(CLICK on Chloe's photo)
(Top photo): My garden brick painted by Dewey Davis, Photo 2: Today's weather! Photo 3: sketching at Bread & Ink, Photo 4: Chloe Hickinbottom
One of my favorite author/painters is Charles Sovek. In his book Oil Painting: Develop your Natural Ability Sovek shows a section on painting gestures. He recommends you paint directly onto printed newspaper, for warm up. (I think the idea is that you'll loosen up without a care about the results). I was thinking about Sovek's gesture exercise and also influenced by my blogging friend, Susan Sanford (ArtSpark) who often illustrates onto something that already exists. Susan/ArtSpark usually transforms something that had been relegated to a life in a drawer..into something "new".
Below are my gesture paintings onto some pages of an old book. What was really fun was making some of them step out of the page. Someday I might do more of these with a more serious intention. You might try this too..it is an engaging way to "loosen up".
Gesture exercises: Celeste Bergin, oil on previously printed paper, various sizes
The day began with a trip to one of my favorite art supply stores, Muse, where I bought some new pens, charcoal, a new sketchbook & a sharpener. We drove to Ridgefield Wildlife Refuge where I did some sketching (you're allowed only to get out of the car in just one place, the rest of the time the sketching has to take place in the car--which is not a bad thing, it was fun)... At the end of the day I turned my sketches into an oil painting (painted over one of my failed paintings).
Painting: Celeste Bergin, Heron, 2010, oil on 10x10 stretched canvas
Just a sketch today of the Plymouth "Sundance" that was parked in front of me. In other news...did you know that an Orange Mocha Frappuccino is a mocha with Valencia (orange) syrup and an extra espresso shot..? It tastes like the chocolate orange.... Recommended!
(Top) Sketchbook sketch: Celeste Bergin, Plymouth Sundance, 2010, ink on 6x9 paper

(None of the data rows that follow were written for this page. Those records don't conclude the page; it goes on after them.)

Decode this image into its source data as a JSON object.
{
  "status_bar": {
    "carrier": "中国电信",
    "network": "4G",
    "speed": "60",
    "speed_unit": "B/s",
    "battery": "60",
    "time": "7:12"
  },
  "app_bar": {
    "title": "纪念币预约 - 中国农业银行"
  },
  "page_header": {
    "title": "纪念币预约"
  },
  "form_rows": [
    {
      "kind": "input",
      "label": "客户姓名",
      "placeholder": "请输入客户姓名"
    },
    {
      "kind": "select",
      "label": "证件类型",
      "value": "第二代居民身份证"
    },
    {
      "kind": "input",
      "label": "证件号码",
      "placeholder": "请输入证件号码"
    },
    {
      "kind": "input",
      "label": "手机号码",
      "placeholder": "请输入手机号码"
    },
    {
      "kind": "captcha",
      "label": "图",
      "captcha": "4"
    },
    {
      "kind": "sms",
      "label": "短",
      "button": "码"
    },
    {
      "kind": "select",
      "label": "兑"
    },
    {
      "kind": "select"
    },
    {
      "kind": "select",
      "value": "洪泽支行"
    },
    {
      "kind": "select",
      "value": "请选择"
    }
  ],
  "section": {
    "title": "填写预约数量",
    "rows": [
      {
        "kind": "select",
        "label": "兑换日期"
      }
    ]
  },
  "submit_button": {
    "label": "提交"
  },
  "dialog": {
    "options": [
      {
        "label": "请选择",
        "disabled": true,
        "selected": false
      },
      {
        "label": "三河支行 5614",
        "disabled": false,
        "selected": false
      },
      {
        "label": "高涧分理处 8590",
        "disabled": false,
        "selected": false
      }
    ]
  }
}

(Bottom) Orange coffee, Black & White object in window at Columbia Art Gallery, "Smile" sign atop Portland building, Zoolander ride